Today’s security dealers and integrators are already adapting, either by learning about IP-based systems and devices, or by partnering with those who know. But naturally the convergence of these two worlds—on one side the traditional installers of physical security, and on the other side the traditional information technology (IT) departments who manage computer networks—has led many to wonder whether this business relationship is cooperative or competitive. The truth, it seems, lies somewhere in the middle.
To complicate matters further, not only are the roles of the traditional security dealer changing, but what they call themselves seems to be evolving as well. Increasing numbers of dealers now consider themselves integrators; and as the IT side gains more influence, another term which is more common on the IT side is now showing up among security installers: value-added reseller (VAR).
To get a better handle on what’s happening today with the increasing influence of IP networks on physical security installations, Security Dealer & Integrator spoke with Cisco, Lenel and some integrators from different parts of the country.
How are security installations changing?
“Simply put, the biggest change is with information and IP-centered systems,” said Josh Phillips, director of Marketing, Lenel, Pittsford, N.Y. “Security integrators are becoming increasingly focused on how the systems layer into the network environment and the considerations that accompany the deployment of systems with assistance from IT. More IP devices are going to market being purpose-built for security. That says a lot about the adoption of IP. More and more customers are seeking sophisticated software applications that address their unique business needs. Properly leveraging technology to address those needs is paramount to achieving a successful installation, because often it’s not as much about the hardware as it is about the software.”

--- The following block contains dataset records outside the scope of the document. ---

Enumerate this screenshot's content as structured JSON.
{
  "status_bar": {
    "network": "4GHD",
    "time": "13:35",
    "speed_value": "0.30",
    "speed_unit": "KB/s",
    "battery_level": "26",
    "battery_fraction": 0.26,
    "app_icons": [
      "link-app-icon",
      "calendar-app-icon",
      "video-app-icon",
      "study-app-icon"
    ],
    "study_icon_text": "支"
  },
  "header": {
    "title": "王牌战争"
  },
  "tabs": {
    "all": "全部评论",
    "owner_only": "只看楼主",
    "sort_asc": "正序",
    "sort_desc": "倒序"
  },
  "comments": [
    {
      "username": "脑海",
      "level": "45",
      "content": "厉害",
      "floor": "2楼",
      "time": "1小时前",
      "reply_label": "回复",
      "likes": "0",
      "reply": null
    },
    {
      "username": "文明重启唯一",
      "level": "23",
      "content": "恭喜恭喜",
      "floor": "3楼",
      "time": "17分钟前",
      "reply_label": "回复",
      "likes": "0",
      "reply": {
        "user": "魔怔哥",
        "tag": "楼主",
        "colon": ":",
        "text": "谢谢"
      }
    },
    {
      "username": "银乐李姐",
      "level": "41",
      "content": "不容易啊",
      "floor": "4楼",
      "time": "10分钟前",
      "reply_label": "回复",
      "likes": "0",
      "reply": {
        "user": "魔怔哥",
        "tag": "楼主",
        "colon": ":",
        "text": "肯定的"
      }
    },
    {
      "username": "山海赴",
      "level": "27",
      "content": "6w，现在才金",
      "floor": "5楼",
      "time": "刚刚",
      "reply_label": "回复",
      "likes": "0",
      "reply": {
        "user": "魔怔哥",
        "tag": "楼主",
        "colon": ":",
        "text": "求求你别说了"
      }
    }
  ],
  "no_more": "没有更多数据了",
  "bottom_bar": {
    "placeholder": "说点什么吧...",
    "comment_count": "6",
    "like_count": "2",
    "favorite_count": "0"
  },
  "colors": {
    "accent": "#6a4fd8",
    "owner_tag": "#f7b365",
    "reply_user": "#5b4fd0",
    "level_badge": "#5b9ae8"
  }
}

Kelly Carlberg, worldwide business development manager, Emerging Technologies, Cisco, San Jose, Calif., prefers the term “implemented” to “installed” when it comes to physical security these days. “Video surveillance and access control used to be installed. Today we are implementing solutions,” he explained. “Sleight of hand or a real difference in real practice? We see physical security as information that can be shared between multiple applications across a network. The real difference is how we use the information. We want to leverage this information to make HR, IT, Operations and business decisions in real time. A door opening is used for more then an alarm contact. This has changed how ‘physical security’ is installed.”
Mark Fischer, vice president and chief technology officer, NationWide Digital Monitoring Co., Freeport, N.Y., agreed that many security applications also are being utilized as management tools via the network. He has noticed the biggest changes in security installations within the past year or two as Voice over IP (VoIP) has become increasingly popular and manufacturers have come up with IP solutions for the AMPS Sunset Clause. “Up until then there were Internet products available and DVR’s that were on the Internet, but within these past 18 months there seems to be a dramatic change.”
Jason Stoddard, camera/access department manager, Alarm Detection Systems Inc., Aurora, Ill., noted that he’s seeing many security installations planned around a building’s network closets such as MDF (main distribution frame) and IDF (intermediate distribution frame) rooms. “Since the majority of our equipment ends up connected to the network anyway, it makes a lot of sense to locate it in these rooms which are generally secure and temperature controlled,” he said. “We’re also seeing a shift towards PoE (Power over Ethernet)-enabled and ‘edge’ type devices which really simplify wiring. Twisted pair wiring (CAT6) is beginning to be a possibility for more and more systems.”